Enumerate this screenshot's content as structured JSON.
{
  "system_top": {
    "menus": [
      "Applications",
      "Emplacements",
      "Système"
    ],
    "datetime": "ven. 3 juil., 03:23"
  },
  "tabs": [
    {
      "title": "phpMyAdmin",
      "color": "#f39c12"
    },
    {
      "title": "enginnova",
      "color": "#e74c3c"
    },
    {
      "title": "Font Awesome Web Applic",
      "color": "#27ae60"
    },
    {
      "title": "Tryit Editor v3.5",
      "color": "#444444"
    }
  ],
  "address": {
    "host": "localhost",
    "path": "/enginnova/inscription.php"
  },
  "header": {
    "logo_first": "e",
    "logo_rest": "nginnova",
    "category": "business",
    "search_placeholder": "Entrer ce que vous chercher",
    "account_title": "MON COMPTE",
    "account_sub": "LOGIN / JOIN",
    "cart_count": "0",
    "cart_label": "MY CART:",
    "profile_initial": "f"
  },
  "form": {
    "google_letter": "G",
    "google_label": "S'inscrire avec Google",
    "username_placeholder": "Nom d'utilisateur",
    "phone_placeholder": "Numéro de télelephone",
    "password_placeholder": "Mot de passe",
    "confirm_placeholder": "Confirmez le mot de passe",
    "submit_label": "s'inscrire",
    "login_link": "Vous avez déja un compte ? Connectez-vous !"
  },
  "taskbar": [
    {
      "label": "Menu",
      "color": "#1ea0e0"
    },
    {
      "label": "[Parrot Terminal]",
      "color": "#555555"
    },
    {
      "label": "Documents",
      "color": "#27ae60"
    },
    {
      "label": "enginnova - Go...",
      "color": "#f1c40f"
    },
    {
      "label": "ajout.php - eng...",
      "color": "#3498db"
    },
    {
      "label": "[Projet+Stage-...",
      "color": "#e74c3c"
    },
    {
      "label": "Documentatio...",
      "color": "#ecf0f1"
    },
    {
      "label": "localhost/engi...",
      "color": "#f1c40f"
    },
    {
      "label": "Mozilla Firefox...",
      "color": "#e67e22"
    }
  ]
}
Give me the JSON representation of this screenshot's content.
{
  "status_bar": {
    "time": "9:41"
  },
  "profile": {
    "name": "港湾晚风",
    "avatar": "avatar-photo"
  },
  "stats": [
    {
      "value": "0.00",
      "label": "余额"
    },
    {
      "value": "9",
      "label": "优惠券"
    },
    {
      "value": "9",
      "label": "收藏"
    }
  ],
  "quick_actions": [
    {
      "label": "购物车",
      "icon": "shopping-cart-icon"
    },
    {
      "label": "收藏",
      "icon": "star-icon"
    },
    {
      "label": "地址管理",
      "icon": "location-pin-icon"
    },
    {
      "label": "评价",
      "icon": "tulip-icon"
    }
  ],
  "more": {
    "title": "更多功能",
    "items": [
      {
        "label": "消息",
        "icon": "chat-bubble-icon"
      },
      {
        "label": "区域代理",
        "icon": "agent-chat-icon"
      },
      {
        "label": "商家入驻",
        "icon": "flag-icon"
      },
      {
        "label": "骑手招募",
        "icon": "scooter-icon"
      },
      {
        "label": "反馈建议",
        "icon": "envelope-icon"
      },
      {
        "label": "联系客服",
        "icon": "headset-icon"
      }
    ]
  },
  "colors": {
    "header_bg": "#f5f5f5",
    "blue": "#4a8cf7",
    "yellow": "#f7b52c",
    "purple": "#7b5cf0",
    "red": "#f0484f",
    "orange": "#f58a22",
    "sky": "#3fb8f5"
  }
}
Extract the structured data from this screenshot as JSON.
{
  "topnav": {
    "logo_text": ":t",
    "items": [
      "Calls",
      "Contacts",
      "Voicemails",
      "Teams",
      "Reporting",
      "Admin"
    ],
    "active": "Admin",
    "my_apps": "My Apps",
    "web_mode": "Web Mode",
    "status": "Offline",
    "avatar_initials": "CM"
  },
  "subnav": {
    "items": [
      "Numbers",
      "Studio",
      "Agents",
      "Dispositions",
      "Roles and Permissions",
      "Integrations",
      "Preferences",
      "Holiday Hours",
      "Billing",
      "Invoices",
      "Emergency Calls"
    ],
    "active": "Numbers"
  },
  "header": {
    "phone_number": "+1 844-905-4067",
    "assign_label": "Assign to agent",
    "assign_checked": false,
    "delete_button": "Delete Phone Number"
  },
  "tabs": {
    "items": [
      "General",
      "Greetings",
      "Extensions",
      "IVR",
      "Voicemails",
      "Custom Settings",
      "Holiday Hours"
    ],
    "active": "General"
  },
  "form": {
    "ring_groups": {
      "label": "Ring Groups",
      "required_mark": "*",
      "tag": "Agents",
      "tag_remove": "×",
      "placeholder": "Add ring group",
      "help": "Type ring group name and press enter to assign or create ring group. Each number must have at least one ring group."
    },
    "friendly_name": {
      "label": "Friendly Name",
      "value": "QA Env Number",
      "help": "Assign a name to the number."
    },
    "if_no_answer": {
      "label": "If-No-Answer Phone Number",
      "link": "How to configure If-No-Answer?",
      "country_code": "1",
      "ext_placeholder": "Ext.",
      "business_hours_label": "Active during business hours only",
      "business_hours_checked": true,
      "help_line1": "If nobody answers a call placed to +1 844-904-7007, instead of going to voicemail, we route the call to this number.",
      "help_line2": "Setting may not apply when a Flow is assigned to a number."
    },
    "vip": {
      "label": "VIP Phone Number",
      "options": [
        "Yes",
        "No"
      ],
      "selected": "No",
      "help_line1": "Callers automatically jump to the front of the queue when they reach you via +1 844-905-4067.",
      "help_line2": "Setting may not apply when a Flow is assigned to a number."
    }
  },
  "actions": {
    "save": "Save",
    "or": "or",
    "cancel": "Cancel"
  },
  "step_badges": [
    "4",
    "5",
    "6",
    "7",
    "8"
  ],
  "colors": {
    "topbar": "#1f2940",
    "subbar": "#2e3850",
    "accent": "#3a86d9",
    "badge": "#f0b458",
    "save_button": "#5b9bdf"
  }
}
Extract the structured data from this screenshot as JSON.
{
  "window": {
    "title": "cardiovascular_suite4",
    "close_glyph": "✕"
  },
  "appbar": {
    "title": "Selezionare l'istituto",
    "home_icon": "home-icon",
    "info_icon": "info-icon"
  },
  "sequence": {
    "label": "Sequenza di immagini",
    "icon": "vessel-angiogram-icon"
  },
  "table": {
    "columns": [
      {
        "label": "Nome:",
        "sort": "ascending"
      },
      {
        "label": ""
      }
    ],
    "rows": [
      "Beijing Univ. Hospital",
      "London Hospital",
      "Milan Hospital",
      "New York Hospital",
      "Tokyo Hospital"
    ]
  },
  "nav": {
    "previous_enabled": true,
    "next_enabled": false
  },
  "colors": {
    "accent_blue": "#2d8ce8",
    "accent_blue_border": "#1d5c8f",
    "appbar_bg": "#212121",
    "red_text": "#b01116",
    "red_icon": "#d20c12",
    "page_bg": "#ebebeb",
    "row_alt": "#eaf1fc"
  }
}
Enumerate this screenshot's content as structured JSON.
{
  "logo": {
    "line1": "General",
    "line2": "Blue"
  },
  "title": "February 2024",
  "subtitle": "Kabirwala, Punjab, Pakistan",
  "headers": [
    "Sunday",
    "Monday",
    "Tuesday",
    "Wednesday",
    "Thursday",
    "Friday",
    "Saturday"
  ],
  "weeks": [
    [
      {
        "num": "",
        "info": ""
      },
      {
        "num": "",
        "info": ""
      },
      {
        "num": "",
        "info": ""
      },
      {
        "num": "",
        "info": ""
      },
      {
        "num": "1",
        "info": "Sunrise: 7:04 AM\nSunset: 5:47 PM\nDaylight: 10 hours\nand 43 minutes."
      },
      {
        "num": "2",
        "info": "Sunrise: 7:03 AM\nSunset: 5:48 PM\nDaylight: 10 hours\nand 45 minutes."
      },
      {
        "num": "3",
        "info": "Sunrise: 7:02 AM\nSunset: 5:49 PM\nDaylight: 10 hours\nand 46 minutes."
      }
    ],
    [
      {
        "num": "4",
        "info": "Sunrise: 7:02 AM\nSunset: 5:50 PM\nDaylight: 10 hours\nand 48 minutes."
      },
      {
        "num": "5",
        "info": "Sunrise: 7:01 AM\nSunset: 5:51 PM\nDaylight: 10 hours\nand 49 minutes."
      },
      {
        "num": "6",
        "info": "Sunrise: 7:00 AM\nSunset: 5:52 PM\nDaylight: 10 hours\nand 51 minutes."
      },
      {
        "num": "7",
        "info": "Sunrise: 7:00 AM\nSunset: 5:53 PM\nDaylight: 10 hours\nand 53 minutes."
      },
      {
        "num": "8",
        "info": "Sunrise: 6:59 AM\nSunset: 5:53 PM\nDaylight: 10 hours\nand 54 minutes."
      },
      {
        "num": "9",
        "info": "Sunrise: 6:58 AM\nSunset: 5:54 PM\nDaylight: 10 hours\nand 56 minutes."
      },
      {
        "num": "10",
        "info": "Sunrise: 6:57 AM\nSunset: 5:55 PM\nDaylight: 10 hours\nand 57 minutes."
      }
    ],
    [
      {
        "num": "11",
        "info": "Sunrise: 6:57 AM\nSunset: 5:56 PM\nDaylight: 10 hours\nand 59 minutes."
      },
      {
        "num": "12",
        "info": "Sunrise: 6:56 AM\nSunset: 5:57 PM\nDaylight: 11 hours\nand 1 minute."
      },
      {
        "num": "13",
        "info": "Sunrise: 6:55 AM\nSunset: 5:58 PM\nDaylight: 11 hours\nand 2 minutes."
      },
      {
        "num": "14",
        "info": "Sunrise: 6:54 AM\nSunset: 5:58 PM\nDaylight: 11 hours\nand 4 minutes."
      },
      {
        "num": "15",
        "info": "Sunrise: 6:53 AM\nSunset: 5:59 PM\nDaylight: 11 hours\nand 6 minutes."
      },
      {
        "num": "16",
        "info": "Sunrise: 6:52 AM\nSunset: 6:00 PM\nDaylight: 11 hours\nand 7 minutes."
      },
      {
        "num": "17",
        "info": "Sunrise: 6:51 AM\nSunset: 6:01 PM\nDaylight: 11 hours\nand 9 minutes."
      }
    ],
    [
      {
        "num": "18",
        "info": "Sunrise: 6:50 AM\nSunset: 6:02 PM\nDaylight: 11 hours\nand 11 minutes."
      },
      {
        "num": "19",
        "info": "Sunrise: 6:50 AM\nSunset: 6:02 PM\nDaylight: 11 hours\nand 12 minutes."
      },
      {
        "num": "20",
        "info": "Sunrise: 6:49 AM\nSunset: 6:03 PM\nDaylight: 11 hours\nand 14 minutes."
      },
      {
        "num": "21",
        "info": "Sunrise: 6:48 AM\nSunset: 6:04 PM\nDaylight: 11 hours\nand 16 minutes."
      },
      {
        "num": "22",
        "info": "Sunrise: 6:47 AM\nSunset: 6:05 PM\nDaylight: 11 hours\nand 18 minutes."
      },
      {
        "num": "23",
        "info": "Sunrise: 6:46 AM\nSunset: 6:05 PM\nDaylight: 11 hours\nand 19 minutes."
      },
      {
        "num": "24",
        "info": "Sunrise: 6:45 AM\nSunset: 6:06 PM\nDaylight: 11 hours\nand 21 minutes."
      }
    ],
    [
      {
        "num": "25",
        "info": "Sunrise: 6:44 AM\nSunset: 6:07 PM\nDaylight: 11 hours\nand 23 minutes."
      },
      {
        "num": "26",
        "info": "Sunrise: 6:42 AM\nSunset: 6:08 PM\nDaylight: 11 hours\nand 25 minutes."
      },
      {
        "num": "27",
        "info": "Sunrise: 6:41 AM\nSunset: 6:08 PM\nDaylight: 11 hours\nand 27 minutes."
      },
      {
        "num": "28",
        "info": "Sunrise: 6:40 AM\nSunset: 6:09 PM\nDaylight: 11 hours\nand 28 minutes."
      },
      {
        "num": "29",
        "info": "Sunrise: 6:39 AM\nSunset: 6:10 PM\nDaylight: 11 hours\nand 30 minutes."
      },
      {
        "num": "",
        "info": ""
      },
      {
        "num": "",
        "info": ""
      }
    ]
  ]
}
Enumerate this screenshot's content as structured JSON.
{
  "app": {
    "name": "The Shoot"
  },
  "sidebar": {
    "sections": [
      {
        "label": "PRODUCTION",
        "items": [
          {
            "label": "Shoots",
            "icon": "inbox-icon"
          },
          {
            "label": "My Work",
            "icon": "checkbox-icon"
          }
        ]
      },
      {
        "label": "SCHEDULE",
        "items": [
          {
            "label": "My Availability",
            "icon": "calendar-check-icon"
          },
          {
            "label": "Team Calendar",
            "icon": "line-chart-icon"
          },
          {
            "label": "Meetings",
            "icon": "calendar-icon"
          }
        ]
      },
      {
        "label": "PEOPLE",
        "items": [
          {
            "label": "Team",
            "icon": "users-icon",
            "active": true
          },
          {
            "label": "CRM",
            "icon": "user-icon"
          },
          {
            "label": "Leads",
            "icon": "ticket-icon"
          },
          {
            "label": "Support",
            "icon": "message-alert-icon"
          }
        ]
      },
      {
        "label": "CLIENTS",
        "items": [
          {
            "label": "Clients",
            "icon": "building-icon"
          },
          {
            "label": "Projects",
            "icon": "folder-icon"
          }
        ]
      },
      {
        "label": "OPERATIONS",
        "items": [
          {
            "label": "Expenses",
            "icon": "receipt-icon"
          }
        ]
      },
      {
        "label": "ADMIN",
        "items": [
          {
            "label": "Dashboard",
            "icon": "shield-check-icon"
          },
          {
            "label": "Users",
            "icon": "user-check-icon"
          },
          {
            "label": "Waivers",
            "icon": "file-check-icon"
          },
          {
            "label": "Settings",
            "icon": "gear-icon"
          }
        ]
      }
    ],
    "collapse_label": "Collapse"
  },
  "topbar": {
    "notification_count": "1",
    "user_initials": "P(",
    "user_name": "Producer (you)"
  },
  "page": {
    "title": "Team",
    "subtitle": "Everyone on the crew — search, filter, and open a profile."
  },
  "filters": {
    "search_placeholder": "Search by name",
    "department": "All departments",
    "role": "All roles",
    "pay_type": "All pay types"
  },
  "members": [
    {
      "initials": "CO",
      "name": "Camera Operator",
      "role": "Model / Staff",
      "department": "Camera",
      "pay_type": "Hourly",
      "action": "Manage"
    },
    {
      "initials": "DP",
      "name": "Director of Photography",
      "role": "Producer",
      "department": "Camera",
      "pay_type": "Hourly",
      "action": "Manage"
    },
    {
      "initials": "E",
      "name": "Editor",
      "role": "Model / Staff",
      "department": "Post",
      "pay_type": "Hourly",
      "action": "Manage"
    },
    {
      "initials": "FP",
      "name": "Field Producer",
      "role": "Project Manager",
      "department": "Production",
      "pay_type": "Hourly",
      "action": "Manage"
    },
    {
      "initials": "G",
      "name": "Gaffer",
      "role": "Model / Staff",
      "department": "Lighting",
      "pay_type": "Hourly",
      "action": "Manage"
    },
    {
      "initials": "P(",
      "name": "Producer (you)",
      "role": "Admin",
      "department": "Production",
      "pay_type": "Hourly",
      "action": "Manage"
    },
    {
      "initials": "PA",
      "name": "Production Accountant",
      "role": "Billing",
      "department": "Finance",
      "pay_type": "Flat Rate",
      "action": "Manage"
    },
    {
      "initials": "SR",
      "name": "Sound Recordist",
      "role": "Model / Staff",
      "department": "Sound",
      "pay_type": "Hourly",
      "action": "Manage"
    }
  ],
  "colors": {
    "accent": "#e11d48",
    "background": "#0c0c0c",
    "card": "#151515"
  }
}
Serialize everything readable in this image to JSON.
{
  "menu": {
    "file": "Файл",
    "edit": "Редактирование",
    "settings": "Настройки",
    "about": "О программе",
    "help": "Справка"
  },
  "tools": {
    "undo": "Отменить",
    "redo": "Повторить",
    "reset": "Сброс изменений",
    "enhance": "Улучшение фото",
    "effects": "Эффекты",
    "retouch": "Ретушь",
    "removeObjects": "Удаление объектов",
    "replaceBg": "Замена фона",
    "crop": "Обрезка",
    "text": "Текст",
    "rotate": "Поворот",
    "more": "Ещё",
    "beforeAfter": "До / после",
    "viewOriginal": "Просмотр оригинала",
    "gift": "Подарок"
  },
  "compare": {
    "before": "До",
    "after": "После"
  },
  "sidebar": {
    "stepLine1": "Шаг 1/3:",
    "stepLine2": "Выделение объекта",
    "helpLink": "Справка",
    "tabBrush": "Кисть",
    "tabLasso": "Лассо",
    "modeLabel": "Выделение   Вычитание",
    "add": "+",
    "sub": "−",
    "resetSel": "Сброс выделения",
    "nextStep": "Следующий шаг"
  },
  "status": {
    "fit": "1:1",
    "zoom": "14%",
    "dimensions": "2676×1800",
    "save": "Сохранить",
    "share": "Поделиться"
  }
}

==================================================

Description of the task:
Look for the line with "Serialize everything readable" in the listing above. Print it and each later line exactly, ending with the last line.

Exercise response:
Serialize everything readable in this image to JSON.
{
  "menu": {
    "file": "Файл",
    "edit": "Редактирование",
    "settings": "Настройки",
    "about": "О программе",
    "help": "Справка"
  },
  "tools": {
    "undo": "Отменить",
    "redo": "Повторить",
    "reset": "Сброс изменений",
    "enhance": "Улучшение фото",
    "effects": "Эффекты",
    "retouch": "Ретушь",
    "removeObjects": "Удаление объектов",
    "replaceBg": "Замена фона",
    "crop": "Обрезка",
    "text": "Текст",
    "rotate": "Поворот",
    "more": "Ещё",
    "beforeAfter": "До / после",
    "viewOriginal": "Просмотр оригинала",
    "gift": "Подарок"
  },
  "compare": {
    "before": "До",
    "after": "После"
  },
  "sidebar": {
    "stepLine1": "Шаг 1/3:",
    "stepLine2": "Выделение объекта",
    "helpLink": "Справка",
    "tabBrush": "Кисть",
    "tabLasso": "Лассо",
    "modeLabel": "Выделение   Вычитание",
    "add": "+",
    "sub": "−",
    "resetSel": "Сброс выделения",
    "nextStep": "Следующий шаг"
  },
  "status": {
    "fit": "1:1",
    "zoom": "14%",
    "dimensions": "2676×1800",
    "save": "Сохранить",
    "share": "Поделиться"
  }
}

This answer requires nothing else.